2 - 3 minute read
Directed by Francis Ridge, the Multiple Anomaly Detection & Automated Recording (MADAR) Project studied UFOs in the states of Missouri, Illinois, Indiana, Ohio, Kentucky and Tennessee. Participants in the project included the UFO Filter Center and SKYNET.
Preliminary data strongly suggests a connection between magnetic/electromagnetic anomalies and genuine UFO events. The purpose of the project was two-fold:
- To act as an early warning system for the presence of magnetic anomalies and early visual anomalistic target acquisition. Data was acquired by automatic & manually-operated devices.
- Event data was correlated with reported visual sightings in the region. The detection system, which later became known as MADAR (Multiple Anomaly Detection & Automatic Recording), was designed by Lewis G. Blevins & Francis L. Ridge in 1960.

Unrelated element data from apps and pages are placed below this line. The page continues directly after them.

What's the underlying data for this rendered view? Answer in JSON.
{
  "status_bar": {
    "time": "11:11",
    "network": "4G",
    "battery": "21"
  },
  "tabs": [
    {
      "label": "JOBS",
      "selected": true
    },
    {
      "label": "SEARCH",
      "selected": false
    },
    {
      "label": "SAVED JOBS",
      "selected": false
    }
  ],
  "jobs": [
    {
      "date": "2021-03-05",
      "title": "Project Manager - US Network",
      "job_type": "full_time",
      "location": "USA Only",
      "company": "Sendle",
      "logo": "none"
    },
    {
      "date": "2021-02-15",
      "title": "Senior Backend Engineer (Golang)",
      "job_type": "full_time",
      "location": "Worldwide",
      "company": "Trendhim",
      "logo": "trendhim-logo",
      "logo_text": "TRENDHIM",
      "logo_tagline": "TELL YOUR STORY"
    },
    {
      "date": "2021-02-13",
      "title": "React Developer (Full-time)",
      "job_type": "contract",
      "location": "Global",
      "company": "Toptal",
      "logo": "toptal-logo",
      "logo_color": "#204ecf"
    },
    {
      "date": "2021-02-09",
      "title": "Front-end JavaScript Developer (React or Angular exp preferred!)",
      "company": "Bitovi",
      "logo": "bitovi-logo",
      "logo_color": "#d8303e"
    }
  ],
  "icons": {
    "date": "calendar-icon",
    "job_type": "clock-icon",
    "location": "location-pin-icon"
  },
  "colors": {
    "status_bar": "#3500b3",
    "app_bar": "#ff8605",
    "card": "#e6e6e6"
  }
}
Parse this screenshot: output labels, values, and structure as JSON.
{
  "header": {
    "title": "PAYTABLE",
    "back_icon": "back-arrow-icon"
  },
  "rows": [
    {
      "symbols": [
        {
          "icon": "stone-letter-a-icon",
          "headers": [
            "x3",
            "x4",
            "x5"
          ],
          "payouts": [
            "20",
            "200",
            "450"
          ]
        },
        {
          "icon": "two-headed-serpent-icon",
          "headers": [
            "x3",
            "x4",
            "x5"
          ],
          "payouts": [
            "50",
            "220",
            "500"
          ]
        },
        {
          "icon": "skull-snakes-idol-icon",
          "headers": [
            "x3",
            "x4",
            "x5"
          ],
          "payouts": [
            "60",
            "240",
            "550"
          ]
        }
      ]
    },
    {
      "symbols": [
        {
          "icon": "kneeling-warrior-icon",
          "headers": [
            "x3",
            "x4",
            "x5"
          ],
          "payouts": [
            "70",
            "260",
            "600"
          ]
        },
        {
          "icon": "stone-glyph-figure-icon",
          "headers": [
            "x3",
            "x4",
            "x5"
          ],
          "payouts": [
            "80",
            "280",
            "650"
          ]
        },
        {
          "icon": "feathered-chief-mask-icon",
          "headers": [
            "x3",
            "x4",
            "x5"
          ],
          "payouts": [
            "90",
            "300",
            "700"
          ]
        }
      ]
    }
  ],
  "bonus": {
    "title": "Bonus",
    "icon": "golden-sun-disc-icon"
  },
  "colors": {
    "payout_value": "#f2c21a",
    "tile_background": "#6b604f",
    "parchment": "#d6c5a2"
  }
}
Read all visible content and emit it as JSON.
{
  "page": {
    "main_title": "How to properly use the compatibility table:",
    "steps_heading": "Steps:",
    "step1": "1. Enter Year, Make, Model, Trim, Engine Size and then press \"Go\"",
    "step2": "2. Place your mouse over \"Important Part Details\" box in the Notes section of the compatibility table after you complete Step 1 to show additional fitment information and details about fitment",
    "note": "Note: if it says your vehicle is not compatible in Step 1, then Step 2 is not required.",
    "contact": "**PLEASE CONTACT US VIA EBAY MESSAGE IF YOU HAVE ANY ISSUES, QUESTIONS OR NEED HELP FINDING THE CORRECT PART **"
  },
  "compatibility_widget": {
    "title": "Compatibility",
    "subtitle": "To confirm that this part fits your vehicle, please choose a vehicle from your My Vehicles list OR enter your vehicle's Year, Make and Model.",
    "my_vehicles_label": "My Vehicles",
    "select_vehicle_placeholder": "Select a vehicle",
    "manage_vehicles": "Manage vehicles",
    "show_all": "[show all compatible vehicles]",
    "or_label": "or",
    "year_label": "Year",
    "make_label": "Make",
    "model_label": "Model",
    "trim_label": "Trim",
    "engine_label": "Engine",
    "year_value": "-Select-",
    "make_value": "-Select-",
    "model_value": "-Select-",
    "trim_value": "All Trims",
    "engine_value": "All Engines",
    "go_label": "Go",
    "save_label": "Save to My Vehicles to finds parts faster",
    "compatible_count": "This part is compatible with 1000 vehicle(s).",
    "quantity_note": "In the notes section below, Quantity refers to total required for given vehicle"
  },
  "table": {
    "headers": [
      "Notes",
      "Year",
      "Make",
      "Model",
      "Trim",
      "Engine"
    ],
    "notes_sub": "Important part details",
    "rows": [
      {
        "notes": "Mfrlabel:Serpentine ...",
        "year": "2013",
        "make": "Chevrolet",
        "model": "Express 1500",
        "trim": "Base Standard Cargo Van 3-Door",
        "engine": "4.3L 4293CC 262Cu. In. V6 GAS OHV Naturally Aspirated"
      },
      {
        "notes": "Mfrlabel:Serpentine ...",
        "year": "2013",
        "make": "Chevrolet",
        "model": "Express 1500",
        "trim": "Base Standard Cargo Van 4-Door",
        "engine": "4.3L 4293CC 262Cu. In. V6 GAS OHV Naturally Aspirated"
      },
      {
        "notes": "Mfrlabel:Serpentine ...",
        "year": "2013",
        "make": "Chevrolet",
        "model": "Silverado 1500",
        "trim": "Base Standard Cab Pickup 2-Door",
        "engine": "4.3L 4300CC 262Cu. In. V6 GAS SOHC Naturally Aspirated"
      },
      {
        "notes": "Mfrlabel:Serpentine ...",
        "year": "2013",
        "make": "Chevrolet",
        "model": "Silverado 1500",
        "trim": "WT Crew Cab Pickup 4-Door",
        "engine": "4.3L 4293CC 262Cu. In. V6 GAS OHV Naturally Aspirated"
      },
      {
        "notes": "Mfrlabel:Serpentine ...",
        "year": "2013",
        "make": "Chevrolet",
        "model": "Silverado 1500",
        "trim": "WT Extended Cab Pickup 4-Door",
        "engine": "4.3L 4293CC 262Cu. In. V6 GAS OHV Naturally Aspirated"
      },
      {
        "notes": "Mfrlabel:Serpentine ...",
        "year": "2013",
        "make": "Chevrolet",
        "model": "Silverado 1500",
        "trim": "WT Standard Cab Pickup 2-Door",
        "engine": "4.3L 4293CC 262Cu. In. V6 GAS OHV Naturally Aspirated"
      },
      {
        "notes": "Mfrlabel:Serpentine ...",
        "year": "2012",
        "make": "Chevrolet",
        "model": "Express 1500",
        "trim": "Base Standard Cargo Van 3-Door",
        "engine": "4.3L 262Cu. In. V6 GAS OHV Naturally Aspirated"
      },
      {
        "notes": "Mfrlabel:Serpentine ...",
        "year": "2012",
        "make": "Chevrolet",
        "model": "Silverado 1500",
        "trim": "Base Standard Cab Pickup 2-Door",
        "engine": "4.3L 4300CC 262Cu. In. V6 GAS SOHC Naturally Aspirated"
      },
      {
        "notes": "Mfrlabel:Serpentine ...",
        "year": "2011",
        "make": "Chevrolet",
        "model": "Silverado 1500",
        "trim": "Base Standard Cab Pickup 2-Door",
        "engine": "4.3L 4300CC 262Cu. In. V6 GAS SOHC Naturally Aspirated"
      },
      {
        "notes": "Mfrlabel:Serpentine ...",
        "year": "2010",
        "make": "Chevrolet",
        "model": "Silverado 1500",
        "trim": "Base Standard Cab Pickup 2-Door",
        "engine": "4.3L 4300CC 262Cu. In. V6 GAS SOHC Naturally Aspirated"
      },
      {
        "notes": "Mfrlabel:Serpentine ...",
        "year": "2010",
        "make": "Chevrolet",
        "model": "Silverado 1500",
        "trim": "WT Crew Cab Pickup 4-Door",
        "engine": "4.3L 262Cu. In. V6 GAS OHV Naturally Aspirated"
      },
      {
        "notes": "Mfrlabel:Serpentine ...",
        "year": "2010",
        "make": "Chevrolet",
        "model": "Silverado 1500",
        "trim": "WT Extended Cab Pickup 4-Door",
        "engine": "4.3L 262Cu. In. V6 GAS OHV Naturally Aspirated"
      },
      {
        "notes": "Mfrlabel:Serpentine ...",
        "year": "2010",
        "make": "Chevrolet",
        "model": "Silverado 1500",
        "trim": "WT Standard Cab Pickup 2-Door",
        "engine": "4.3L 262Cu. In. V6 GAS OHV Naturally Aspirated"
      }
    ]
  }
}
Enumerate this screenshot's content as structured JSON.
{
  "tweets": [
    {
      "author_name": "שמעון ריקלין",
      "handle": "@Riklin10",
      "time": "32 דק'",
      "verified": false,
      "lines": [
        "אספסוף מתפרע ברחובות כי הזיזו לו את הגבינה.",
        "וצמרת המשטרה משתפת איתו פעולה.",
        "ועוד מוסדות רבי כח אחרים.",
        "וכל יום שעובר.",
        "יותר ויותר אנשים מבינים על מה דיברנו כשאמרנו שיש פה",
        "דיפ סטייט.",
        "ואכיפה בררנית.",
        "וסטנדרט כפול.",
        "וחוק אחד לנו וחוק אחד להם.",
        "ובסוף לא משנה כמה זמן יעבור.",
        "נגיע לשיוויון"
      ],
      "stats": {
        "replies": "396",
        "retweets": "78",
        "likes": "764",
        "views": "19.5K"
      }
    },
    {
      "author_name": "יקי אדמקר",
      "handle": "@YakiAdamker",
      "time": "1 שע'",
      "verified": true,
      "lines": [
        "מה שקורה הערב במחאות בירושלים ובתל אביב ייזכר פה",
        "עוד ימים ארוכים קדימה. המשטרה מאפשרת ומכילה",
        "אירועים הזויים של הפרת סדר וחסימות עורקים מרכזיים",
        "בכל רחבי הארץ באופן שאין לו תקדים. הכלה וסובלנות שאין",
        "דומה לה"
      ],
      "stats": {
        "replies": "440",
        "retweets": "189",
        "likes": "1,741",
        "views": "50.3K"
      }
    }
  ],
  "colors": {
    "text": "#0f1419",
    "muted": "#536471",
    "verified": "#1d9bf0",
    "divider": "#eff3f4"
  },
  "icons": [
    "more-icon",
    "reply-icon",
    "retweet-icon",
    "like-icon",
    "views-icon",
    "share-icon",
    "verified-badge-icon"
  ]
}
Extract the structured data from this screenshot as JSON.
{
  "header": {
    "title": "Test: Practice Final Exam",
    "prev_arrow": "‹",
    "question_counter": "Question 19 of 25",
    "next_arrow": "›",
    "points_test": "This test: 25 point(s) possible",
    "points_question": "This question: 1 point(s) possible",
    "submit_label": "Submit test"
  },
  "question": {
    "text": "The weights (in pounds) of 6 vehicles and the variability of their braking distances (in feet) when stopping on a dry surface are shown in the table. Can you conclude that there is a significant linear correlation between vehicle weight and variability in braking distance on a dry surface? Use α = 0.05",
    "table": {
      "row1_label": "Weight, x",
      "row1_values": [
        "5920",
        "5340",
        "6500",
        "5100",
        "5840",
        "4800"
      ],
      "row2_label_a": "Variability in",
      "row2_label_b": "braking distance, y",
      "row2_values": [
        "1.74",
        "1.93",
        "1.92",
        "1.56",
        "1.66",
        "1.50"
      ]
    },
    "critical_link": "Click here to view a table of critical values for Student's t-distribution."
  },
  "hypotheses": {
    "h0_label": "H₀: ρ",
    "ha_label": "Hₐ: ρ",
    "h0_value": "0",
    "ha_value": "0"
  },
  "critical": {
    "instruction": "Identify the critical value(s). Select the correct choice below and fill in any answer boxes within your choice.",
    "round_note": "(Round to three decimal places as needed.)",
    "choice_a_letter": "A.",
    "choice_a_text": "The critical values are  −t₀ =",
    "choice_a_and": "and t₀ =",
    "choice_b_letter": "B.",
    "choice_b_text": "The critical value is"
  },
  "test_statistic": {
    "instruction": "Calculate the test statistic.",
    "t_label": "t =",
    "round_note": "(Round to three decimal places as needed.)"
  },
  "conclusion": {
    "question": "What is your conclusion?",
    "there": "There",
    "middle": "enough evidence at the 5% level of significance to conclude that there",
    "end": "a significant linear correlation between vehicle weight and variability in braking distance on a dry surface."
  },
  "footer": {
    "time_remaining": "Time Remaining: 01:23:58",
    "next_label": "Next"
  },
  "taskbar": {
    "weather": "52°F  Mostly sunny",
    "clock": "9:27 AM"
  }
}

The NICAP UFO EVIDENCE (1964) lists 106 instances which are included in the Group 3 or Category 3 list, of UFOs apparently producing "electromagnetic effects". E-M Effects are those which disrupt electrical circuits, cause engine failure in automobiles, produce radio interference, etc. Included in the E-M category are reports of compass needle deviations. See also, the Cartwright UFO Detector.
All but two years of the operational period involved monitoring at a single isolated area, at Mt. Vernon, Indiana. The site was located in an area north of the city, isolated from disturbance sources, save lightning, and earthquakes, and ...UFOs.
Concentrating research to a category, the MADAR Project was designed to demonstrate that UFOs were not only witnessed by reliable observers, but also by electronic devices which cannot hallucinate. The purpose in having a UFO detection system was two-fold:
- The device could provide an "early warning system", allowing trained personnel to possibly observe a UFO and conduct scientific experiments during an event,
- The device would operate as an unmanned automatic station, acquiring data whether manned or not. The data would provide possible correlations with visual (and hopefully radar) sightings on a regional level.